Among patients with superficial bladder cancer, response to intravesical immunotherapy (immunotherapy drugs administered directly into the bladder) appears to decline with age. These results were published in The Journal of Urology.
Bladder cancer is a common cancer; approximately 55,000 new cases are diagnosed in the United States each year. Superficial bladder cancer refers to cancer that remains localized within the outermost (most superficial) layers of the bladder and has not spread to deeper layers.
Patients with superficial bladder cancer are routinely treated with surgical removal of the cancer and may also receive additional treatment to decrease the risk of cancer recurrence or progression to more invasive disease. This additional treatment often involves intravesical therapy (placement of medication directly into the bladder). This often consists of mitomycin C or Bacille Calmette-Guérin (BCG). BCG, an immunotherapy agent, is derived from a weakened form of a bacterium related to bacteria that cause tuberculosis.

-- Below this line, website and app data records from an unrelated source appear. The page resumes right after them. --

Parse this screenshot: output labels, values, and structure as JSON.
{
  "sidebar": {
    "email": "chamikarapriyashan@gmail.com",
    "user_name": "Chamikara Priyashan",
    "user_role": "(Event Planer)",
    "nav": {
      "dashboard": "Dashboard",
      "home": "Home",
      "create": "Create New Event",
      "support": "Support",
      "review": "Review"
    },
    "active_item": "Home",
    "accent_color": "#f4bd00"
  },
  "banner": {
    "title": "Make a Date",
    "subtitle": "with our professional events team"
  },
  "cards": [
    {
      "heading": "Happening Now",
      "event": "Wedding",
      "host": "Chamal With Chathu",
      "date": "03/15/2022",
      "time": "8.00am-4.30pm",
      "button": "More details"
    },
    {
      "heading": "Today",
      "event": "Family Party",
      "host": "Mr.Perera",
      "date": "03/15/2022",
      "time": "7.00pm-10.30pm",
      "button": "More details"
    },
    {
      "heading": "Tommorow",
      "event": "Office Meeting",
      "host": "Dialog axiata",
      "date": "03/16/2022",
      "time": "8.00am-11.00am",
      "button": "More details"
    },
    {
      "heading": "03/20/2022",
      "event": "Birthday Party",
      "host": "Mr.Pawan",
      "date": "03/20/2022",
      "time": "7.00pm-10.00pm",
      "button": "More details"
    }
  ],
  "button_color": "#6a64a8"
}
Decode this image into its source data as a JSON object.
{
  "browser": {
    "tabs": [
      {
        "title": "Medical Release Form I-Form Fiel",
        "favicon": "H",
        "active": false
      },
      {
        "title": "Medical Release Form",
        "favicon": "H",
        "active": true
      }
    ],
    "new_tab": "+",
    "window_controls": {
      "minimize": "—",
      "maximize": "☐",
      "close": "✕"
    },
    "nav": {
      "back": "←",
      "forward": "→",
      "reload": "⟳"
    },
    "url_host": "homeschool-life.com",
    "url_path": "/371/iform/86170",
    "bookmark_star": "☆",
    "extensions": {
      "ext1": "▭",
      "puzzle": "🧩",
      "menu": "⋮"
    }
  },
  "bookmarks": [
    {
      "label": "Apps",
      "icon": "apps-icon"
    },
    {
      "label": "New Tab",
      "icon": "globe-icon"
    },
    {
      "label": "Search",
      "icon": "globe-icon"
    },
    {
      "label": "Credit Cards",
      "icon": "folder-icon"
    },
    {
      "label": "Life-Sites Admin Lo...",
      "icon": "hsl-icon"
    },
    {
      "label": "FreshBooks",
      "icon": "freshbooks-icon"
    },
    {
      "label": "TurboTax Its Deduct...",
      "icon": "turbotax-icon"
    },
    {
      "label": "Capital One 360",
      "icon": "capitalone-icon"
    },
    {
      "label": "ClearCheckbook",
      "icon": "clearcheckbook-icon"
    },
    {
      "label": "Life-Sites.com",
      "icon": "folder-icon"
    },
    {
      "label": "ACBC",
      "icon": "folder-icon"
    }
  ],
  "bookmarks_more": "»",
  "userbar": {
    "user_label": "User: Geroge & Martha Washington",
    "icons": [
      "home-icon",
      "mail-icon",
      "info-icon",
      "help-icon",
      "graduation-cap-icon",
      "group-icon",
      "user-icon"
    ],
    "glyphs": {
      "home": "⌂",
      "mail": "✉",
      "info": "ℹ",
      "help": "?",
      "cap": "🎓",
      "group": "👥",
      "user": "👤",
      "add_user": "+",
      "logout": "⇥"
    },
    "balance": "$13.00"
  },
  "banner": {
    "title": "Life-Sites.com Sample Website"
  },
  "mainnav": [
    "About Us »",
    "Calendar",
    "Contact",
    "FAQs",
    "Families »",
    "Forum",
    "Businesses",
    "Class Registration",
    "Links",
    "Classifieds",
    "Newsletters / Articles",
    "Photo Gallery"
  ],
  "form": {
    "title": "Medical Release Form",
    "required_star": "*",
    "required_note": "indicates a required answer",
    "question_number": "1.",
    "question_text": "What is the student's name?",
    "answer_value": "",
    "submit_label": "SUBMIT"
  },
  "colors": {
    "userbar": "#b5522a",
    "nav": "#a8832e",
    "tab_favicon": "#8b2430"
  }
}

Immunotherapy acts by stimulating the body to produce an immune response. Thus, it’s possible that immunotherapy will be less effective in patients who have depressed immune systems (such as the very elderly).
Treatment of Stage 0 & I "Superficial" Bladder Cancer
Treatment of non-muscle invasive bladder cancers continues to improve with the use of immunotherpay.
To evaluate whether the response to immunotherapy varies by age, researchers evaluated information from a phase II clinical trial. Patients in the trial received intravesical therapy with BCG and interferon alfa.
- Response to treatment was highest in patients between the ages of 61 and 70. Among patients in this age group, 61% were alive and cancer-free after two years.
- Response to treatment was lowest among patients over the age of 80; only 39% of these patients were alive and cancer-free after two years.
- Although there were few patients under the age of 50, response also appeared to be worse in this age group. Forty-five percent of young patients were alive and cancer-free after two years. The reason for the relatively low response in these patients is unclear.
The researchers concluded that aging appears to be linked with a decreased response to intravesical immunotherapy. This decreased response was most apparent among patients over the age of 80.
Reference: Joudi FN, Smith BJ, O’Donnell MA et al. The Impact of Age on the Response of Patients with Superficial Bladder Cancer to Intravesical Immunotherapy. The Journal of Urology . 2006;175:1634-1640.